Coverage of opioid substitution therapy
A programme’s ability to deliver opioid substitution therapy among people who inject drugs as a method of directly reducing injecting frequency. The target coverage is 50%.
Opioid substitution therapy represents a commitment to treat opioid dependence and reduce the frequency of injecting, preferably to zero. It is the most effective, evidence-based public health tool for reducing use among the people who inject opioids. Opioid substitution therapy provides crucial support for treating other health conditions, including HIV, tuberculosis and viral hepatitis.
Number of people who inject drugs and are receiving opioid substitution therapy at a specified date
Number of opioid-dependent people who inject drugs in the country

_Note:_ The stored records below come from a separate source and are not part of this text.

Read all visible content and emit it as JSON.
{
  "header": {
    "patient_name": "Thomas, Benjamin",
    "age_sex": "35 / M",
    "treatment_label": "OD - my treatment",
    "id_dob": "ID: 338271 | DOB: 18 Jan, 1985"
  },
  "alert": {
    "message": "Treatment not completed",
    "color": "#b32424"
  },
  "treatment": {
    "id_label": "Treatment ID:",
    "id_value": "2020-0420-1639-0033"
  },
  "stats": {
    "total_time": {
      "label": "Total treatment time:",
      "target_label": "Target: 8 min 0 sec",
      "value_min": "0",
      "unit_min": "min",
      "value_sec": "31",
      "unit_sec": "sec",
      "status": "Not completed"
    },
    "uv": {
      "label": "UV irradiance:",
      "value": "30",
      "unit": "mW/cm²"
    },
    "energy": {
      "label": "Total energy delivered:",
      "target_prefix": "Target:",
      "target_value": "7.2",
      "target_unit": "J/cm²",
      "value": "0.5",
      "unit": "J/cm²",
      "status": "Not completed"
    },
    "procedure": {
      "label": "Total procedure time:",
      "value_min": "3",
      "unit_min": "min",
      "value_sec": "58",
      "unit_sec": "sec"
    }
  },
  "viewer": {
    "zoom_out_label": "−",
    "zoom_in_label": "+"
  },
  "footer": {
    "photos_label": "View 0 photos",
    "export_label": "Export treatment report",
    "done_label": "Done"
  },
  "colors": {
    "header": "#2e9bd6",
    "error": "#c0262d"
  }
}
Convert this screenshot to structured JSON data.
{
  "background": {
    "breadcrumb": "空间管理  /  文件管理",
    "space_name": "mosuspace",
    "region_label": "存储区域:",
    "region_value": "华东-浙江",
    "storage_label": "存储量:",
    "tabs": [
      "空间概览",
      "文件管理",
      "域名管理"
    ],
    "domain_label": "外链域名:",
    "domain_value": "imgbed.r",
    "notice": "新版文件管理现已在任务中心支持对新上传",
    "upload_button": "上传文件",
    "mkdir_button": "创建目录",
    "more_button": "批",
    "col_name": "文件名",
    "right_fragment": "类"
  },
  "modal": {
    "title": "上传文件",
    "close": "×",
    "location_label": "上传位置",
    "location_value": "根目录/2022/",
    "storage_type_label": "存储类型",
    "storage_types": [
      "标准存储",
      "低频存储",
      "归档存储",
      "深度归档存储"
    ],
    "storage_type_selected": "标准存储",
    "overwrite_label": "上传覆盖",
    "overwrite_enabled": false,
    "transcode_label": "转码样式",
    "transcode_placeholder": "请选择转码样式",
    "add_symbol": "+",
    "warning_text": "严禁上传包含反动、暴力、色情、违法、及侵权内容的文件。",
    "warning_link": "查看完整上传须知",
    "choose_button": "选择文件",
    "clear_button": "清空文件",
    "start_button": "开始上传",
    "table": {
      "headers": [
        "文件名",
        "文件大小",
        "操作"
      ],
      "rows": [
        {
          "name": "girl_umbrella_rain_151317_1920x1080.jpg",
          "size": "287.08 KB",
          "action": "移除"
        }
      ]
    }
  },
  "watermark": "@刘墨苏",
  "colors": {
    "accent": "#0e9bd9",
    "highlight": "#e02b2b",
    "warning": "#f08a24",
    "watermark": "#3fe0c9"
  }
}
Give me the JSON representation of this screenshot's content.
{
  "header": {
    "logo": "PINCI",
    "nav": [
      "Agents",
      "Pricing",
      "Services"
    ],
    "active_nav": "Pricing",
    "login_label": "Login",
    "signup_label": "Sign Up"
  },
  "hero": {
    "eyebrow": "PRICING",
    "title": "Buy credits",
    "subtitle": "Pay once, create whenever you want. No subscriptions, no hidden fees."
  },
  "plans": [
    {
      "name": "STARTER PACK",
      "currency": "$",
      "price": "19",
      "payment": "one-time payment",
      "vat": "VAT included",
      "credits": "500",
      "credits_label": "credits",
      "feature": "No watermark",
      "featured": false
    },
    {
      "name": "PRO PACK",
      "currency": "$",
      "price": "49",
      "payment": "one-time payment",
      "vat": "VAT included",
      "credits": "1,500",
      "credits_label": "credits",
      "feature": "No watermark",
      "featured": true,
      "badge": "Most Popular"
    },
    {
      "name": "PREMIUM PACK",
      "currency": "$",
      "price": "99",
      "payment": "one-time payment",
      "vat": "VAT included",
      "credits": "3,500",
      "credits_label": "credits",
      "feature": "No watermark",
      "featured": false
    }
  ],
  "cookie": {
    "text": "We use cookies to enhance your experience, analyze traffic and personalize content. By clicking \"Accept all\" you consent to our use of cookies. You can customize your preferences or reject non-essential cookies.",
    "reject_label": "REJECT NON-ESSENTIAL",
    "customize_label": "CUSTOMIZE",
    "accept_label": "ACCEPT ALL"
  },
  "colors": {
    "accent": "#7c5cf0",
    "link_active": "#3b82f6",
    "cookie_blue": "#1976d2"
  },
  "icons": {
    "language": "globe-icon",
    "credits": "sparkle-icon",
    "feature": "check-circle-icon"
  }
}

For the numerator: Programme records: for example, opioid substitution therapy registries.
For the denominator: Size estimation of opioid dependent people: users or injectors.
- Gender (male, female and transgender).
- Age (<25 and 25+ years).
- Type of provider (public services, key population-led organization, NGOs, or other entities). Please see page 33 for additional guidance.
- Name of the organization/s. Please indicate the name and URL/website (if available) of the key population-led organization, NGOs, or other entities that are providing these services.
- Cities and other administrative areas of epidemiologic importance.
If there are subnational data available, please provide the disaggregation by administrative area, city, or site using the space provided. You may also upload an Excel spreadsheet of these data instead of entering them in the online tool. Submit the digital version of any available survey reports using the upload tool.
The population size estimate used as the denominator should be appropriate for the numerator: not all opioid substitution therapy recipients have a history of injecting and not all people who inject drugs use or are dependent on opioids.
Biobehavioral surveys can collect this information but are often biased by an inclusion criterion of being a current injector. This would exclude those people receiving opioid substitution therapy who may not be injecting anymore or who may deny current injecting in order to access the OST programme.
Tool to set and monitor targets for HIV prevention, diagnosis, treatment and care for key populations. Geneva: World Health Organization; 2015 (https://apps.who.int/iris/bitstream/handle/10665/177992/9789241508995_eng.pdf?sequence=1&isAllowed=y).
United Nations Office on Drugs and Crime, International Network of People Who Use Drugs, UNAIDS, United Nations Development Programme, United Nations Population Fund, World Health Organization et al. Implementing comprehensive HIV and HCV programmes with people who inject drugs: practical guidance for collaborative interventions. Vienna: United Nations Office on Drugs and Crime; 2017 (https://www.inpud.net/en/iduit-implementing-comprehensive-hiv-and-hcv-programmes-people-who-inject-drugs).
Operational Guidelines for Monitoring and Evaluation of HIV Programmes for People who Inject Drugs. In: MEASURE Evaluation [Internet]. Chapel Hill (NC): MEASURE Evaluation; c2019 (https://www.measureevaluation.org/resources/tools/hiv-aids/operational-guidelines-for-m-e-of-hiv-programmes-for-people-who-inject-drugs).